| Brief |
Drop the images, then output the listing exactly.

| Extracted information |
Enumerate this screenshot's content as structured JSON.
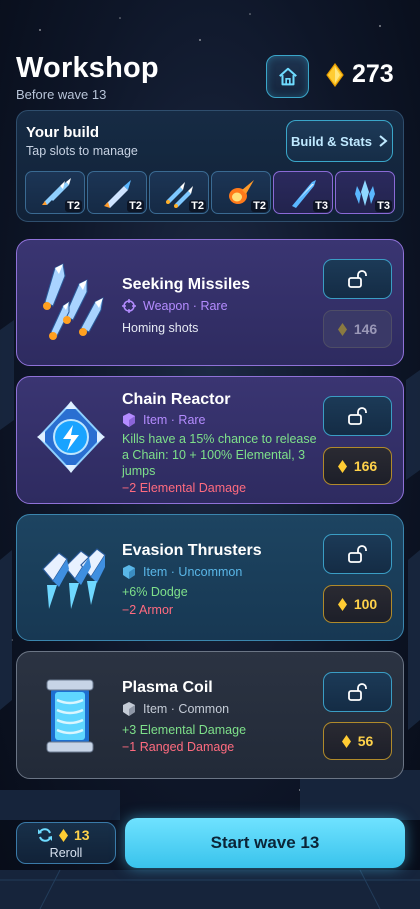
{
  "header": {
    "title": "Workshop",
    "subtitle": "Before wave 13",
    "gold": "273"
  },
  "build": {
    "title": "Your build",
    "subtitle": "Tap slots to manage",
    "stats_button": "Build & Stats",
    "slots": [
      {
        "icon": "missile-cluster-icon",
        "tier": "T2"
      },
      {
        "icon": "rocket-icon",
        "tier": "T2"
      },
      {
        "icon": "twin-missile-icon",
        "tier": "T2"
      },
      {
        "icon": "fireball-icon",
        "tier": "T2"
      },
      {
        "icon": "blue-blade-icon",
        "tier": "T3"
      },
      {
        "icon": "ice-crystal-icon",
        "tier": "T3"
      }
    ]
  },
  "shop": [
    {
      "name": "Seeking Missiles",
      "type": "Weapon · Rare",
      "type_icon": "crosshair-icon",
      "type_color": "#b48cff",
      "lines": [
        {
          "text": "Homing shots",
          "kind": "plain"
        }
      ],
      "price": "146",
      "affordable": false
    },
    {
      "name": "Chain Reactor",
      "type": "Item · Rare",
      "type_icon": "cube-icon",
      "type_color": "#b48cff",
      "lines": [
        {
          "text": "Kills have a 15% chance to release a Chain: 10 + 100% Elemental, 3 jumps",
          "kind": "pos"
        },
        {
          "text": "−2 Elemental Damage",
          "kind": "neg"
        }
      ],
      "price": "166",
      "affordable": true
    },
    {
      "name": "Evasion Thrusters",
      "type": "Item · Uncommon",
      "type_icon": "cube-icon",
      "type_color": "#5ab7e8",
      "lines": [
        {
          "text": "+6% Dodge",
          "kind": "pos"
        },
        {
          "text": "−2 Armor",
          "kind": "neg"
        }
      ],
      "price": "100",
      "affordable": true
    },
    {
      "name": "Plasma Coil",
      "type": "Item · Common",
      "type_icon": "cube-icon",
      "type_color": "#c4cbd6",
      "lines": [
        {
          "text": "+3 Elemental Damage",
          "kind": "pos"
        },
        {
          "text": "−1 Ranged Damage",
          "kind": "neg"
        }
      ],
      "price": "56",
      "affordable": true
    }
  ],
  "footer": {
    "reroll_cost": "13",
    "reroll_label": "Reroll",
    "start_label": "Start wave 13"
  },
  "colors": {
    "gold": "#ffd24a",
    "accent": "#4fd3ff",
    "positive": "#7ee08a",
    "negative": "#ff6b7f"
  }
}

| Answer for this exercise |
Enumerate this screenshot's content as structured JSON.
{
  "header": {
    "title": "Workshop",
    "subtitle": "Before wave 13",
    "gold": "273"
  },
  "build": {
    "title": "Your build",
    "subtitle": "Tap slots to manage",
    "stats_button": "Build & Stats",
    "slots": [
      {
        "icon": "missile-cluster-icon",
        "tier": "T2"
      },
      {
        "icon": "rocket-icon",
        "tier": "T2"
      },
      {
        "icon": "twin-missile-icon",
        "tier": "T2"
      },
      {
        "icon": "fireball-icon",
        "tier": "T2"
      },
      {
        "icon": "blue-blade-icon",
        "tier": "T3"
      },
      {
        "icon": "ice-crystal-icon",
        "tier": "T3"
      }
    ]
  },
  "shop": [
    {
      "name": "Seeking Missiles",
      "type": "Weapon · Rare",
      "type_icon": "crosshair-icon",
      "type_color": "#b48cff",
      "lines": [
        {
          "text": "Homing shots",
          "kind": "plain"
        }
      ],
      "price": "146",
      "affordable": false
    },
    {
      "name": "Chain Reactor",
      "type": "Item · Rare",
      "type_icon": "cube-icon",
      "type_color": "#b48cff",
      "lines": [
        {
          "text": "Kills have a 15% chance to release a Chain: 10 + 100% Elemental, 3 jumps",
          "kind": "pos"
        },
        {
          "text": "−2 Elemental Damage",
          "kind": "neg"
        }
      ],
      "price": "166",
      "affordable": true
    },
    {
      "name": "Evasion Thrusters",
      "type": "Item · Uncommon",
      "type_icon": "cube-icon",
      "type_color": "#5ab7e8",
      "lines": [
        {
          "text": "+6% Dodge",
          "kind": "pos"
        },
        {
          "text": "−2 Armor",
          "kind": "neg"
        }
      ],
      "price": "100",
      "affordable": true
    },
    {
      "name": "Plasma Coil",
      "type": "Item · Common",
      "type_icon": "cube-icon",
      "type_color": "#c4cbd6",
      "lines": [
        {
          "text": "+3 Elemental Damage",
          "kind": "pos"
        },
        {
          "text": "−1 Ranged Damage",
          "kind": "neg"
        }
      ],
      "price": "56",
      "affordable": true
    }
  ],
  "footer": {
    "reroll_cost": "13",
    "reroll_label": "Reroll",
    "start_label": "Start wave 13"
  },
  "colors": {
    "gold": "#ffd24a",
    "accent": "#4fd3ff",
    "positive": "#7ee08a",
    "negative": "#ff6b7f"
  }
}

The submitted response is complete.